### DESCRIPTION OF THE TASK
Tally the lines in the following entries that include the word "thumb"; state only the total.

Start of MATERIAL SUPPLIED

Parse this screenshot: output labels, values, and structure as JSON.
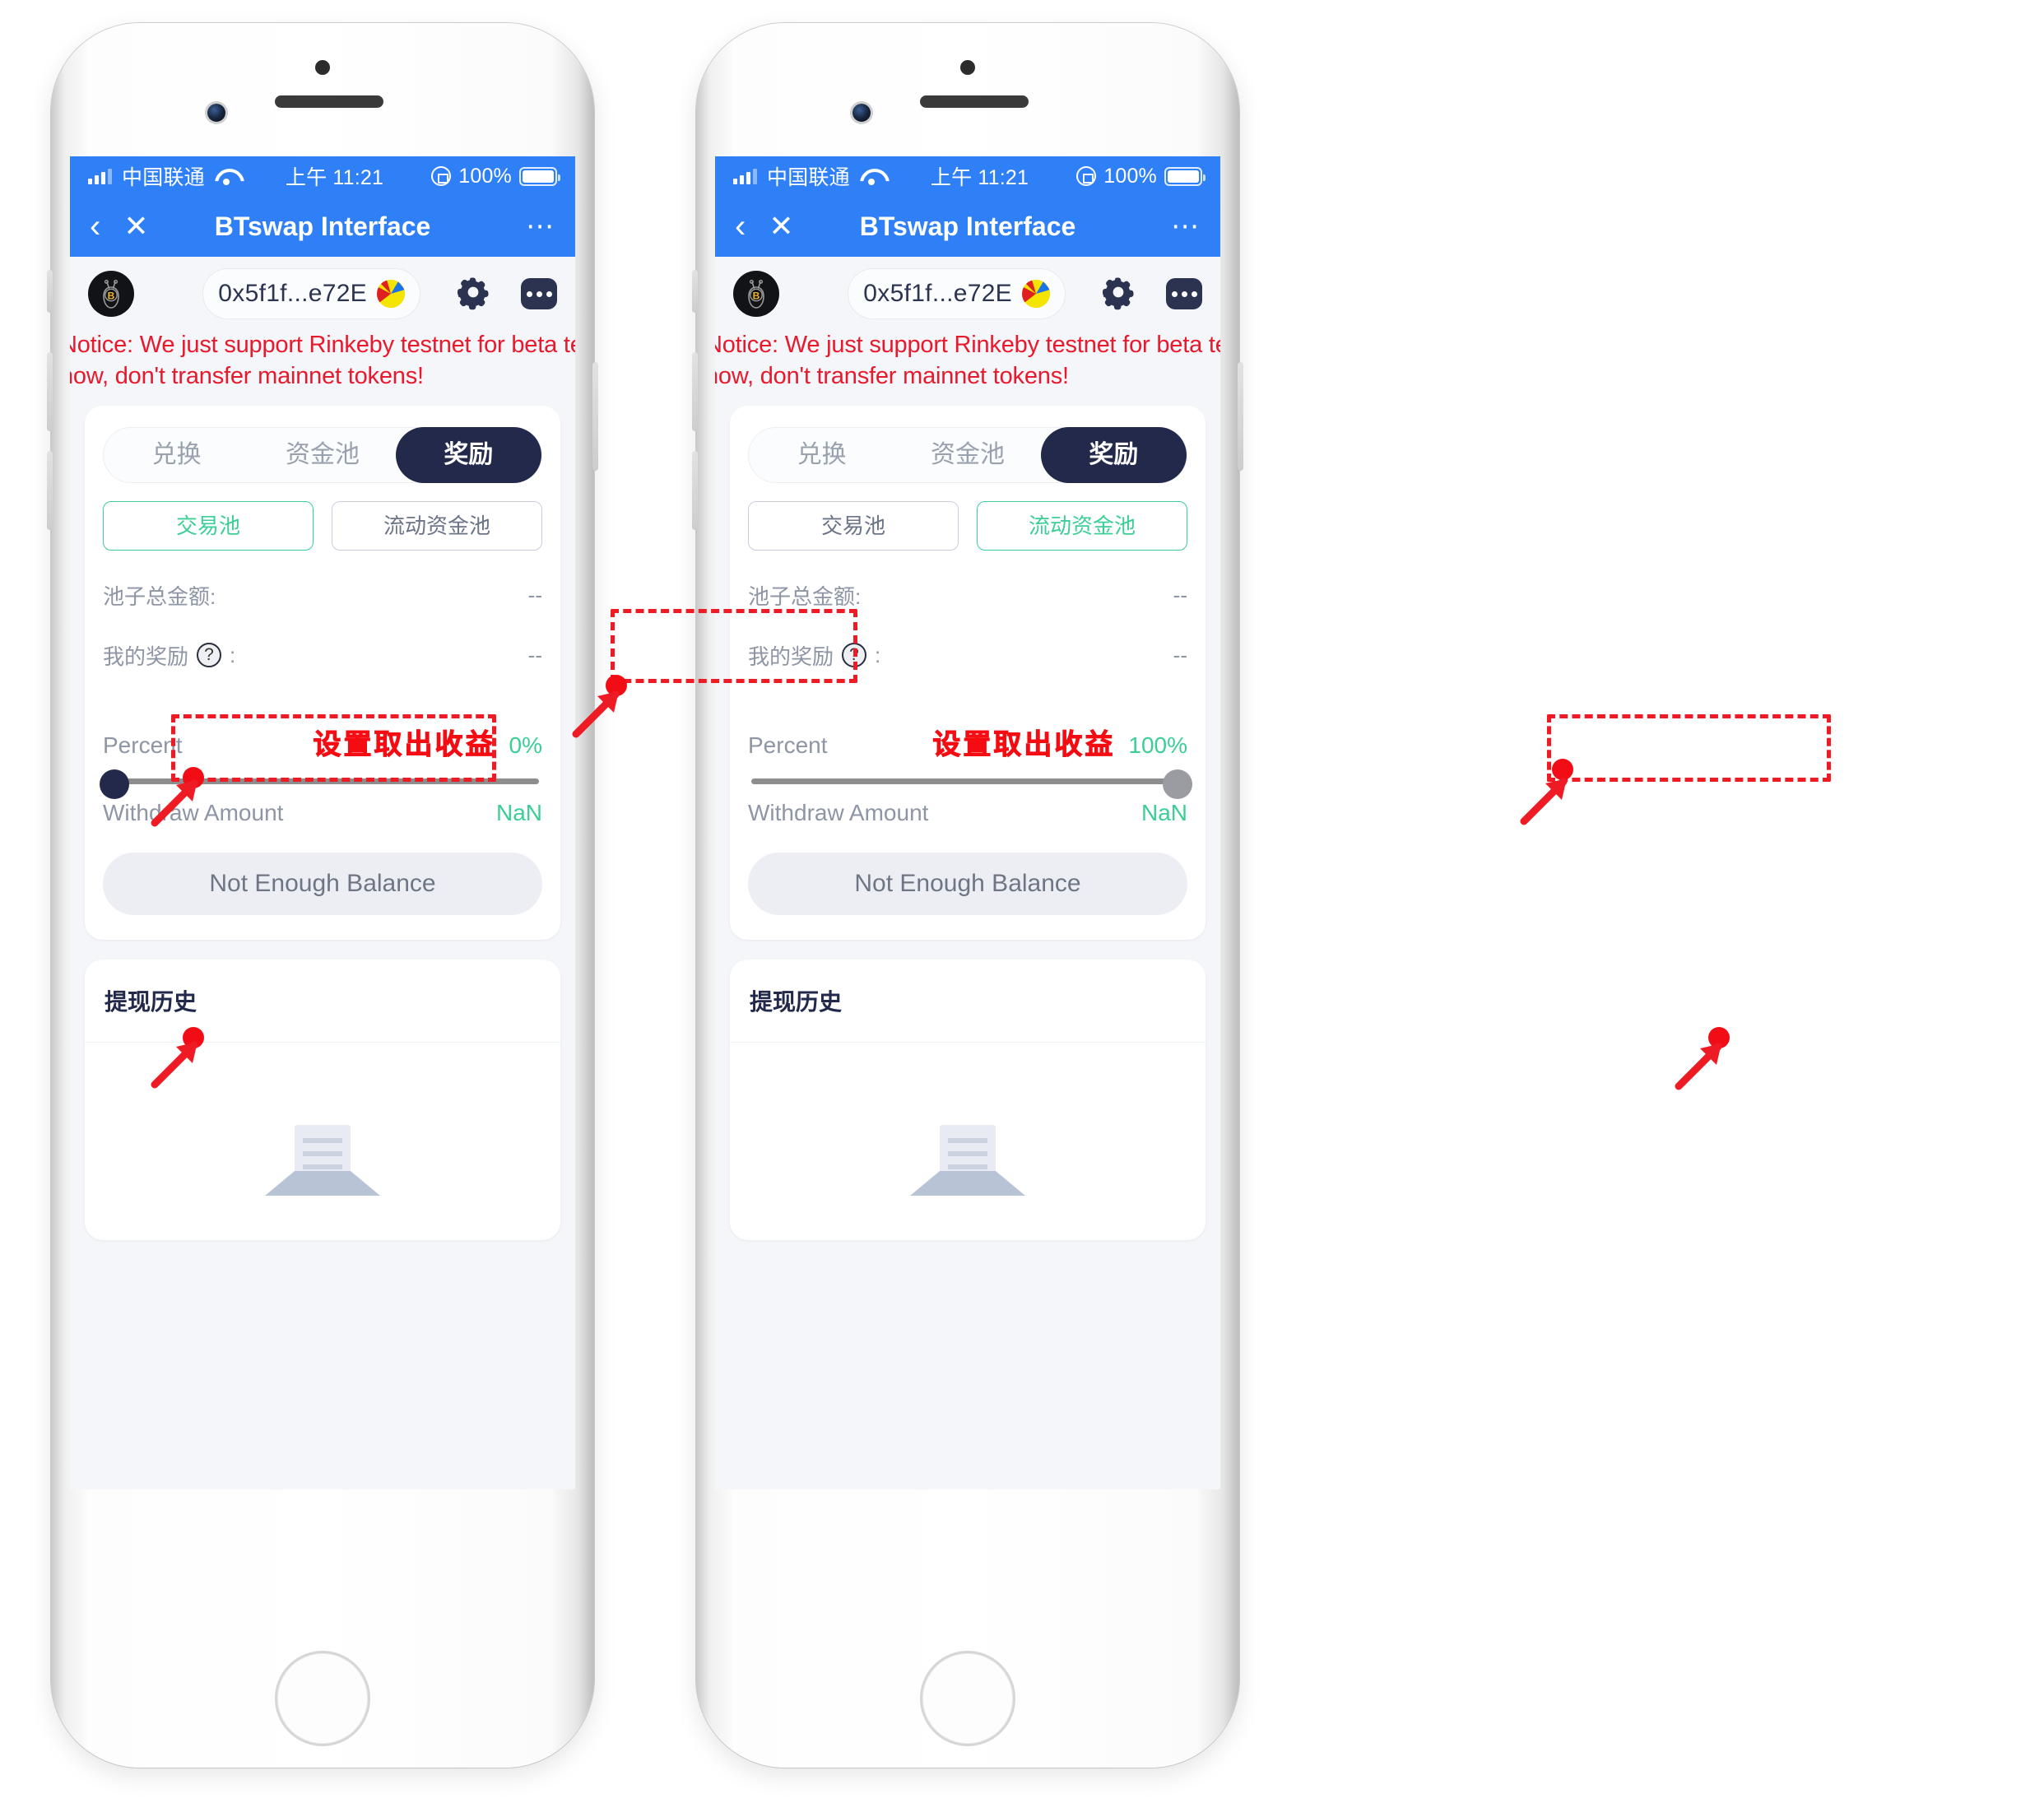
{
  "statusbar": {
    "carrier": "中国联通",
    "time": "上午 11:21",
    "battery_pct": "100%",
    "signal_icon": "signal-bars-icon",
    "wifi_icon": "wifi-icon",
    "rotation_lock_icon": "rotation-lock-icon",
    "battery_icon": "battery-icon"
  },
  "navbar": {
    "back_icon": "chevron-left-icon",
    "close_icon": "close-x-icon",
    "title": "BTswap Interface",
    "more_icon": "ellipsis-icon"
  },
  "appheader": {
    "logo_icon": "btswap-bee-logo-icon",
    "address": "0x5f1f...e72E",
    "avatar_icon": "jazzicon-avatar",
    "settings_icon": "gear-icon",
    "more_icon": "ellipsis-square-icon"
  },
  "notice": {
    "line1": "Notice: We just support Rinkeby testnet for beta test",
    "line2": "now, don't transfer mainnet tokens!",
    "color": "#e8192c"
  },
  "tabs": [
    {
      "label": "兑换",
      "active": false
    },
    {
      "label": "资金池",
      "active": false
    },
    {
      "label": "奖励",
      "active": true
    }
  ],
  "pools_left": [
    {
      "label": "交易池",
      "active": true
    },
    {
      "label": "流动资金池",
      "active": false
    }
  ],
  "pools_right": [
    {
      "label": "交易池",
      "active": false
    },
    {
      "label": "流动资金池",
      "active": true
    }
  ],
  "info": [
    {
      "label": "池子总金额:",
      "value": "--"
    },
    {
      "label": "我的奖励",
      "suffix": ":",
      "help_icon": "question-mark-icon",
      "value": "--"
    }
  ],
  "slider": {
    "label": "Percent",
    "annotation": "设置取出收益",
    "annotation_color": "#f40c12",
    "value_left": "0%",
    "value_right": "100%",
    "value_color": "#3ccf95"
  },
  "withdraw": {
    "label": "Withdraw Amount",
    "value": "NaN",
    "value_color": "#3ccf95"
  },
  "action_button": {
    "label": "Not Enough Balance"
  },
  "history": {
    "title": "提现历史",
    "empty_icon": "empty-document-icon"
  },
  "annotations": {
    "arrow_color": "#ef1b24",
    "dash_color": "#ef1b24",
    "left_targets": [
      "奖励 tab",
      "交易池 button",
      "Percent slider thumb at 0%"
    ],
    "right_targets": [
      "流动资金池 button",
      "Percent slider thumb at 100%"
    ]
  }
}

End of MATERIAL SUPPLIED

### REPLY
2